Mommy Dead and Dearest is creepy! An awful, awful story.

It's the story of Gypsy Blanchard, a girl who was raised by a mother with Munchauser by Proxy Syndrome. Since she was an infant, Gypsy's mother made her sick and pretended she was seriously ill. All sorts of diseases and ailments. Drugging her. Not allowing her to walk and putting her in a wheelchair. Lying about her age and dressing her up like silly doll. It is such a disturbing story of very serious, very extensive, very prolonged child abuse.

Then, Gypsy begins an online secret love affair with some weirdo and she has him murder her mother!

The documentary includes many photos and videos, both of Gypsy feigning illness and talking like a developmentally disabled pinhead as well as a perfectly fine Gypsy in bed with her boyfriend.
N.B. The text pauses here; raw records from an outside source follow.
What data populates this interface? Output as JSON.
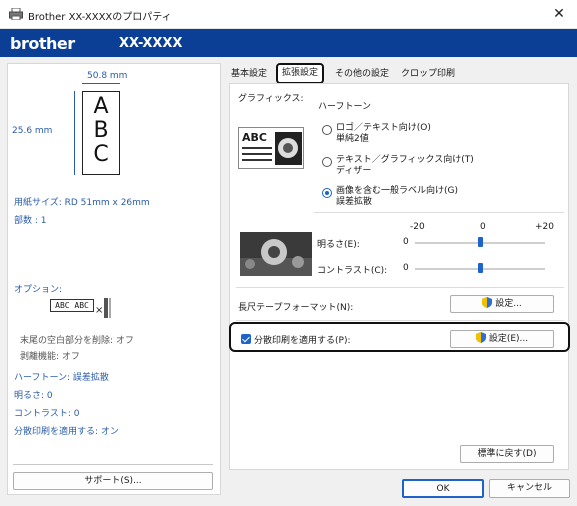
{
  "window": {
    "title": "Brother XX-XXXXのプロパティ",
    "close_glyph": "✕"
  },
  "brand": {
    "logo": "brother",
    "model": "XX-XXXX"
  },
  "preview": {
    "width_label": "50.8 mm",
    "height_label": "25.6 mm",
    "letters": [
      "A",
      "B",
      "C"
    ]
  },
  "left_info": {
    "paper_size": "用紙サイズ: RD 51mm x 26mm",
    "copies": "部数 : 1",
    "options_label": "オプション:",
    "tape_sample": "ABC ABC",
    "blank_delete": "末尾の空白部分を削除: オフ",
    "peel": "剥離機能: オフ",
    "halftone": "ハーフトーン: 誤差拡散",
    "brightness": "明るさ:   0",
    "contrast": "コントラスト:   0",
    "split_print": "分散印刷を適用する: オン",
    "support_button": "サポート(S)..."
  },
  "tabs": [
    {
      "label": "基本設定",
      "active": false
    },
    {
      "label": "拡張設定",
      "active": true
    },
    {
      "label": "その他の設定",
      "active": false
    },
    {
      "label": "クロップ印刷",
      "active": false
    }
  ],
  "graphics": {
    "label": "グラフィックス:",
    "halftone_label": "ハーフトーン",
    "icon_text": "ABC",
    "options": [
      {
        "line1": "ロゴ／テキスト向け(O)",
        "line2": "単純2値",
        "selected": false
      },
      {
        "line1": "テキスト／グラフィックス向け(T)",
        "line2": "ディザー",
        "selected": false
      },
      {
        "line1": "画像を含む一般ラベル向け(G)",
        "line2": "誤差拡散",
        "selected": true
      }
    ]
  },
  "adjust": {
    "scale_min": "-20",
    "scale_mid": "0",
    "scale_max": "+20",
    "brightness_label": "明るさ(E):",
    "brightness_value": "0",
    "brightness_level": 0.5,
    "contrast_label": "コントラスト(C):",
    "contrast_value": "0",
    "contrast_level": 0.5
  },
  "long_tape": {
    "label": "長尺テープフォーマット(N):",
    "button": "設定..."
  },
  "split": {
    "label": "分散印刷を適用する(P):",
    "checked": true,
    "button": "設定(E)..."
  },
  "restore_button": "標準に戻す(D)",
  "ok_button": "OK",
  "cancel_button": "キャンセル"
}
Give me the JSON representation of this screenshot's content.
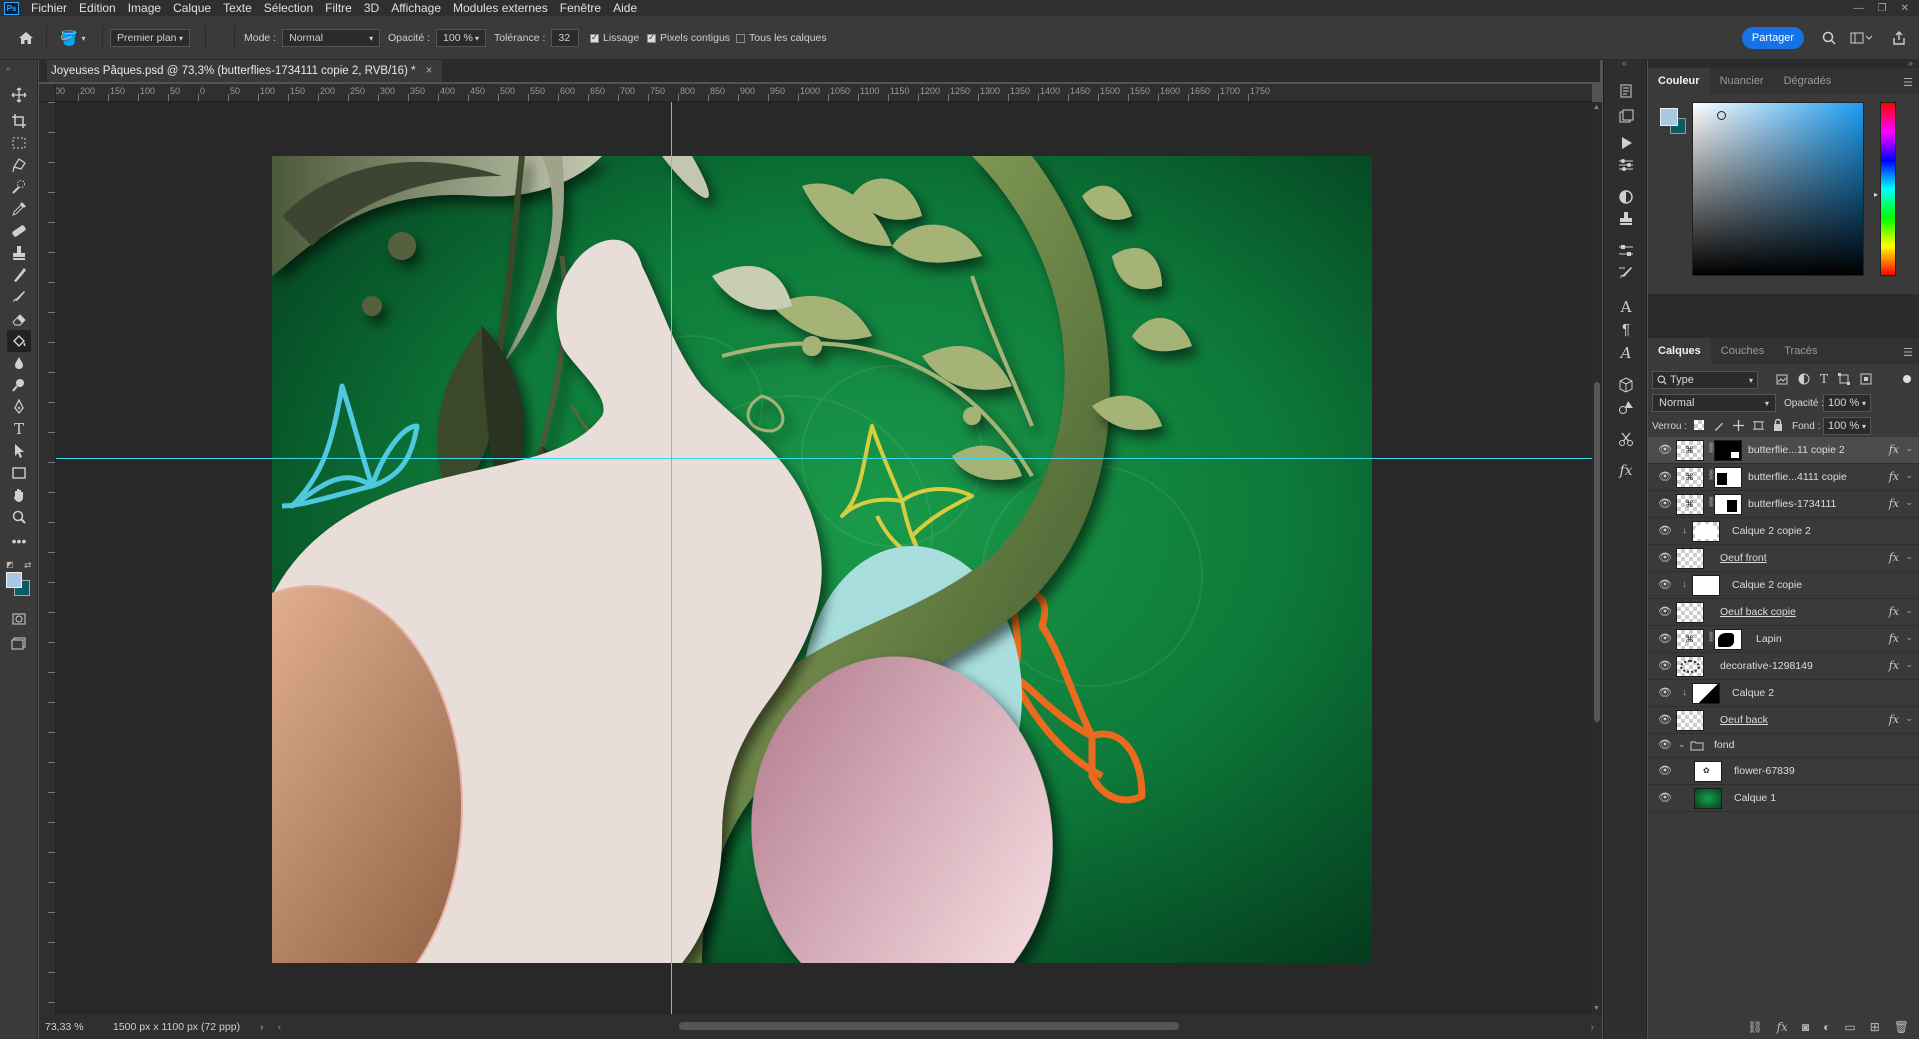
{
  "menu": {
    "logo": "Ps",
    "items": [
      "Fichier",
      "Edition",
      "Image",
      "Calque",
      "Texte",
      "Sélection",
      "Filtre",
      "3D",
      "Affichage",
      "Modules externes",
      "Fenêtre",
      "Aide"
    ]
  },
  "options": {
    "fill_source": "Premier plan",
    "mode_label": "Mode :",
    "mode_value": "Normal",
    "opacity_label": "Opacité :",
    "opacity_value": "100 %",
    "tolerance_label": "Tolérance :",
    "tolerance_value": "32",
    "smoothing_label": "Lissage",
    "contiguous_label": "Pixels contigus",
    "all_layers_label": "Tous les calques",
    "share_label": "Partager"
  },
  "document": {
    "tab_title": "Joyeuses Pâques.psd @ 73,3% (butterflies-1734111 copie 2, RVB/16) *",
    "close": "×"
  },
  "ruler_top_labels": [
    "100",
    "200",
    "150",
    "100",
    "50",
    "0",
    "50",
    "100",
    "150",
    "200",
    "250",
    "300",
    "350",
    "400",
    "450",
    "500",
    "550",
    "600",
    "650",
    "700",
    "750",
    "800",
    "850",
    "900",
    "950",
    "1000",
    "1050",
    "1100",
    "1150",
    "1200",
    "1250",
    "1300",
    "1350",
    "1400",
    "1450",
    "1500",
    "1550",
    "1600",
    "1650",
    "1700",
    "1750"
  ],
  "status": {
    "zoom": "73,33 %",
    "doc_size": "1500 px x 1100 px (72 ppp)"
  },
  "color_panel": {
    "tabs": [
      "Couleur",
      "Nuancier",
      "Dégradés"
    ],
    "foreground": "#a7c9e4",
    "background": "#0c5c63"
  },
  "layers_panel": {
    "tabs": [
      "Calques",
      "Couches",
      "Tracés"
    ],
    "filter_kind": "Type",
    "blend_mode": "Normal",
    "opacity_label": "Opacité :",
    "opacity_value": "100 %",
    "lock_label": "Verrou :",
    "fill_label": "Fond :",
    "fill_value": "100 %",
    "layers": [
      {
        "name": "butterflie...11 copie 2",
        "fx": "fx",
        "selected": true
      },
      {
        "name": "butterflie...4111 copie",
        "fx": "fx"
      },
      {
        "name": "butterflies-1734111",
        "fx": "fx"
      },
      {
        "name": "Calque 2 copie 2",
        "fx": ""
      },
      {
        "name": "Oeuf front",
        "fx": "fx"
      },
      {
        "name": "Calque 2 copie",
        "fx": ""
      },
      {
        "name": "Oeuf back copie",
        "fx": "fx"
      },
      {
        "name": "Lapin",
        "fx": "fx"
      },
      {
        "name": "decorative-1298149",
        "fx": "fx"
      },
      {
        "name": "Calque 2",
        "fx": ""
      },
      {
        "name": "Oeuf back",
        "fx": "fx"
      },
      {
        "name": "fond",
        "fx": ""
      },
      {
        "name": "flower-67839",
        "fx": ""
      },
      {
        "name": "Calque 1",
        "fx": ""
      }
    ]
  }
}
Also included are their text exchanges. The most disappointing parts are the interviews with Gypsy, now in prison. She seems naive and sweet but manipulative and creepy at the same time. The horror of what she went through is unfathomable and she came across as so bland and syrup-y. This documentary raised many more questions than it answered.

Girls Season 6

ARGHH. I have been a stalwart fan of Girls. I enjoyed it and defended it when everyone else was criticizing it for various reasons which never felt important to me. I loved Season 5. But damn, the final season sucked. I was not at all into it.

The pregnancy plot line seemed desperate and grasping. Yes, there were scenes and episodes I liked. But the way they tried to wrap Hannah's story up was very unconvincing and unrealistic and they totally lost me. Parts were utterly preposterous. Very disappointed.

Master of None Season 2

I recently watched al of the second season of Master of None, Aziz Ansari's sweet Netflix series.

The strength of this show is Aziz -- his ebullience, his curiosity, his humor, and his wonderful good nature and seemingly genuine kindness. He throws light on various pervasive forms of racism, gives homage and dignity to the myriad people whose lives are ignored in mainstream storytelling, and performs a running commentary on contemporary upper-middle class urban life.

Both season have an off quality to me. Something awkward in the acting or timing that I can't quite adjust to. Season 2 is cinematically (and to a lesser extent thematically) sophisticated, but there is something amateurish in the execution that I can't quite put my finger on.

The narrative arc of Season 2 is Aziz's budding relationship with a charming woman he met in Italy (those episodes shot in black and white and sending shout outs to Italian movie classics). As this developed I felt myself growing a bit distant. The storylines and scenes with his friends and dates were crisp and fresh to me. But with the love interest it felt a little tired. It dragged a little. I think part of the problem for me is that she was SO charming. A caricature of charming. Hi growing fondness and love for her was understandable and relatable, but her her-ness seemed made up to me.